:: Data ::

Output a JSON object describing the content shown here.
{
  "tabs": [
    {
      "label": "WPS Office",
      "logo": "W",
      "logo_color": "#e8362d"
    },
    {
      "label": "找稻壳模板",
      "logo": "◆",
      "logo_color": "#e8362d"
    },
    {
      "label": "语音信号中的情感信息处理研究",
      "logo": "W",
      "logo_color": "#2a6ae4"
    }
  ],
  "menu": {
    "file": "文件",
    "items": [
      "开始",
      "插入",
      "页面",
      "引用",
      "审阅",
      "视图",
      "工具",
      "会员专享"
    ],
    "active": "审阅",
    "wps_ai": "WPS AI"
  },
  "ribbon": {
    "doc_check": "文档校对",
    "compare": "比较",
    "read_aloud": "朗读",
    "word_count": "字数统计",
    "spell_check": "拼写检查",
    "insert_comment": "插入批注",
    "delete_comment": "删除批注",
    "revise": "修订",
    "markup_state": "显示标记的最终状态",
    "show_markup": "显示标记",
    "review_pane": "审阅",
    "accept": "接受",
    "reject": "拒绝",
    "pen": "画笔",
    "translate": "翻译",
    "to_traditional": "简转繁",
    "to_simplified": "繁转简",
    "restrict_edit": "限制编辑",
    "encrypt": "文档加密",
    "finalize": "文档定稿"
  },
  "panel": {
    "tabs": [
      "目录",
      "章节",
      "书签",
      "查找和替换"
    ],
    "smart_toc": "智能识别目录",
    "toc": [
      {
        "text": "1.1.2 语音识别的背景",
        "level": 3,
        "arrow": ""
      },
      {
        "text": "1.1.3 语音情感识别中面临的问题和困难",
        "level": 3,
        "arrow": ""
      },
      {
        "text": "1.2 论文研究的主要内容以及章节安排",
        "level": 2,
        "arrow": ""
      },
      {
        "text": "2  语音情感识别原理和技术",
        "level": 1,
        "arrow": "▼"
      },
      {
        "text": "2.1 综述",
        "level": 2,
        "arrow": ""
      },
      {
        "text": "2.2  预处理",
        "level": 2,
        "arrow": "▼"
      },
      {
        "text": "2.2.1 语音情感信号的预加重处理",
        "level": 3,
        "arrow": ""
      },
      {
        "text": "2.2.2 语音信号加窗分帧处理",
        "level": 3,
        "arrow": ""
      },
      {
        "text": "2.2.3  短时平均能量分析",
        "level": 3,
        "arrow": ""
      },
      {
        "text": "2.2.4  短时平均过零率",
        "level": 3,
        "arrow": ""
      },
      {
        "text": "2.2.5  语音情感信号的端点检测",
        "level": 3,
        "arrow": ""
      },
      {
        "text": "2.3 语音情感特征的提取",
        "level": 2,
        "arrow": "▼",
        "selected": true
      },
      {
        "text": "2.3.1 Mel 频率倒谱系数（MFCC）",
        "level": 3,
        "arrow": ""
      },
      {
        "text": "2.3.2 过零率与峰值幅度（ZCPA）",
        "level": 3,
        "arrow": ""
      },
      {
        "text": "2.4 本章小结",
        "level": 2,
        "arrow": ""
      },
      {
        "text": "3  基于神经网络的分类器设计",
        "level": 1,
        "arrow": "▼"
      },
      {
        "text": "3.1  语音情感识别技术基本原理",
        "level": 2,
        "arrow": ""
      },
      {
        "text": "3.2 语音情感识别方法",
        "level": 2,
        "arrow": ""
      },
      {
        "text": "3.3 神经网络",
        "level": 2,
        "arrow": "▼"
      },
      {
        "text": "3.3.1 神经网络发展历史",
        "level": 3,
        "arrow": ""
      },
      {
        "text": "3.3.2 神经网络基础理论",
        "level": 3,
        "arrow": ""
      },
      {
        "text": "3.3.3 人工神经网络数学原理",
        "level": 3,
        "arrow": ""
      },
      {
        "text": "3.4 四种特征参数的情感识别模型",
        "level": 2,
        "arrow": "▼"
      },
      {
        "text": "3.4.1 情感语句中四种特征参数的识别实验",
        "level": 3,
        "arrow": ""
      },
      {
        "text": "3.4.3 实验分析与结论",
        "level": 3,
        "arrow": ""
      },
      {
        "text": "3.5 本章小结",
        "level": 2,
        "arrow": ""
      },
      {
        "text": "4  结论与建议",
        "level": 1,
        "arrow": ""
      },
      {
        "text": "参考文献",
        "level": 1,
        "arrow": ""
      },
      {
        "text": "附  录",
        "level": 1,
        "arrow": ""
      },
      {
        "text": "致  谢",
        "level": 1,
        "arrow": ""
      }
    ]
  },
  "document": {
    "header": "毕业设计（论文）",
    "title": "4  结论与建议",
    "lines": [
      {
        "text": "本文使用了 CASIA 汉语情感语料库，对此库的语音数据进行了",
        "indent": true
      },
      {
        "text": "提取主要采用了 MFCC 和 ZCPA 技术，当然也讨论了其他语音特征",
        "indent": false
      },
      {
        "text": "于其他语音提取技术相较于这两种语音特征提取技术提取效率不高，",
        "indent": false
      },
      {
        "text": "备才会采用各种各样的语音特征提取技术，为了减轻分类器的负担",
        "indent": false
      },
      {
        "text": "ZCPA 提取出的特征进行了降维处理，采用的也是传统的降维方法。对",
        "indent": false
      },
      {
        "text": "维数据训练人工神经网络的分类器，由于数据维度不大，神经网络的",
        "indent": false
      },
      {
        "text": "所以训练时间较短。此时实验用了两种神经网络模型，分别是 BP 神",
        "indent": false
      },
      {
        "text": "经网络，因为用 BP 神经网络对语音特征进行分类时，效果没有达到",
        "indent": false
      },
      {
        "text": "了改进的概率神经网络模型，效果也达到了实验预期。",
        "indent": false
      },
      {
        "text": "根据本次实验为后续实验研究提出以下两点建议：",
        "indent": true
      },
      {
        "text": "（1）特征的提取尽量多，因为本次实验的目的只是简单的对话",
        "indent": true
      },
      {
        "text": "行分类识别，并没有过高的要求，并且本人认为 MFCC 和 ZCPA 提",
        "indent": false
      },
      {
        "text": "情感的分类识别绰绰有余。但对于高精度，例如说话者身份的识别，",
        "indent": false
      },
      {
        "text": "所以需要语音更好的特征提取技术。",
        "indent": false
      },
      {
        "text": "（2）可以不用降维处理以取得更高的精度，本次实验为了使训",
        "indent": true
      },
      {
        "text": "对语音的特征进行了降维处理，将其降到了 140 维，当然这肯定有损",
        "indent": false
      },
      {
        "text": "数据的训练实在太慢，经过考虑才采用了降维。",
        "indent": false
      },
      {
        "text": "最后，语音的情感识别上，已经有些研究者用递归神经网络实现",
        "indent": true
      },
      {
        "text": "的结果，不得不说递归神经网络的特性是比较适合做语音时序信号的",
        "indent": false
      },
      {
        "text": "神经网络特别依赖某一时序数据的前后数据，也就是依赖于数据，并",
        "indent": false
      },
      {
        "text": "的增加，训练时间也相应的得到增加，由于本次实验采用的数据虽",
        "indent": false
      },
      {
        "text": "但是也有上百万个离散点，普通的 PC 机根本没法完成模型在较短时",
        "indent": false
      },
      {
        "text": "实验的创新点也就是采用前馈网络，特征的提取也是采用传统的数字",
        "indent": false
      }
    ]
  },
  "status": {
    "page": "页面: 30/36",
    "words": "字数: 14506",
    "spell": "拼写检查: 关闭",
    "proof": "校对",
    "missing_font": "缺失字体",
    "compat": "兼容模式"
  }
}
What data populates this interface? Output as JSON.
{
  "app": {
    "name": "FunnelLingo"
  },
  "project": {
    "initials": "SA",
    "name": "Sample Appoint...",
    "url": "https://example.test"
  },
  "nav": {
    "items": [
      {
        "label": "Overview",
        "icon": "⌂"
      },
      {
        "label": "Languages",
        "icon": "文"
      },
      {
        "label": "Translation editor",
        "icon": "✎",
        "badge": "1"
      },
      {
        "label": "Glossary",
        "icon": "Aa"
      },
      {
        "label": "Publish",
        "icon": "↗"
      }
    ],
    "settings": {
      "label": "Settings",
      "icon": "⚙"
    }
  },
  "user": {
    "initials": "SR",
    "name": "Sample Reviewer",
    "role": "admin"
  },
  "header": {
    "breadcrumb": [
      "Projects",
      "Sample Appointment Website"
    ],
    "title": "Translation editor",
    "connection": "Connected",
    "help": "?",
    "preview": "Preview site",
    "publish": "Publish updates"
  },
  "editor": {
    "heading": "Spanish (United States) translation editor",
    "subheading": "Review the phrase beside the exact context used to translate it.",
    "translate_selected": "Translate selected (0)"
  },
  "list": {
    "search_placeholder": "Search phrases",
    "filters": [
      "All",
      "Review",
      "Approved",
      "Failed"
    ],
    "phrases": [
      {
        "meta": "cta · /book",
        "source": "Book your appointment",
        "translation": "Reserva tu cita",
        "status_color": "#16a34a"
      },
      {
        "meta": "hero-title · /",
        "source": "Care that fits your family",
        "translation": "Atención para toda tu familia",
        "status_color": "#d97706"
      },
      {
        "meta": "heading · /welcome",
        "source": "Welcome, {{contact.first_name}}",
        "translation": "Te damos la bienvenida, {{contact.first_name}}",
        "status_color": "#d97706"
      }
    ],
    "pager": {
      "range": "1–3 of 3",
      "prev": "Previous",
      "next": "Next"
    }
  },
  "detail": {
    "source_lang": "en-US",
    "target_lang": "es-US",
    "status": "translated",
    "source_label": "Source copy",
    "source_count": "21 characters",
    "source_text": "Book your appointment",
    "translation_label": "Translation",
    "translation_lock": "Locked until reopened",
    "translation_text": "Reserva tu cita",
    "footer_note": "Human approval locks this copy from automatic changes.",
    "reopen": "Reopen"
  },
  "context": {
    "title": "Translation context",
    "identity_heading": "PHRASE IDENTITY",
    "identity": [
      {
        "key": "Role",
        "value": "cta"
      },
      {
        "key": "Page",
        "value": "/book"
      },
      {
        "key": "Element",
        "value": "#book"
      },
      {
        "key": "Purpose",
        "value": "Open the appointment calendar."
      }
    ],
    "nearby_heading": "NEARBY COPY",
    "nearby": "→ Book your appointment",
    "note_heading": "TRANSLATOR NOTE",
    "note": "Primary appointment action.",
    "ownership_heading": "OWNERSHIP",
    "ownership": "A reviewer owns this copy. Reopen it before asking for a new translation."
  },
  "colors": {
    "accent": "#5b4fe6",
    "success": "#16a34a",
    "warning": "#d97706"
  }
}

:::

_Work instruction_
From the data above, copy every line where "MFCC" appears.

_Task result_
        "text": "2.3.1 Mel 频率倒谱系数（MFCC）",
        "text": "提取主要采用了 MFCC 和 ZCPA 技术，当然也讨论了其他语音特征",
        "text": "行分类识别，并没有过高的要求，并且本人认为 MFCC 和 ZCPA 提",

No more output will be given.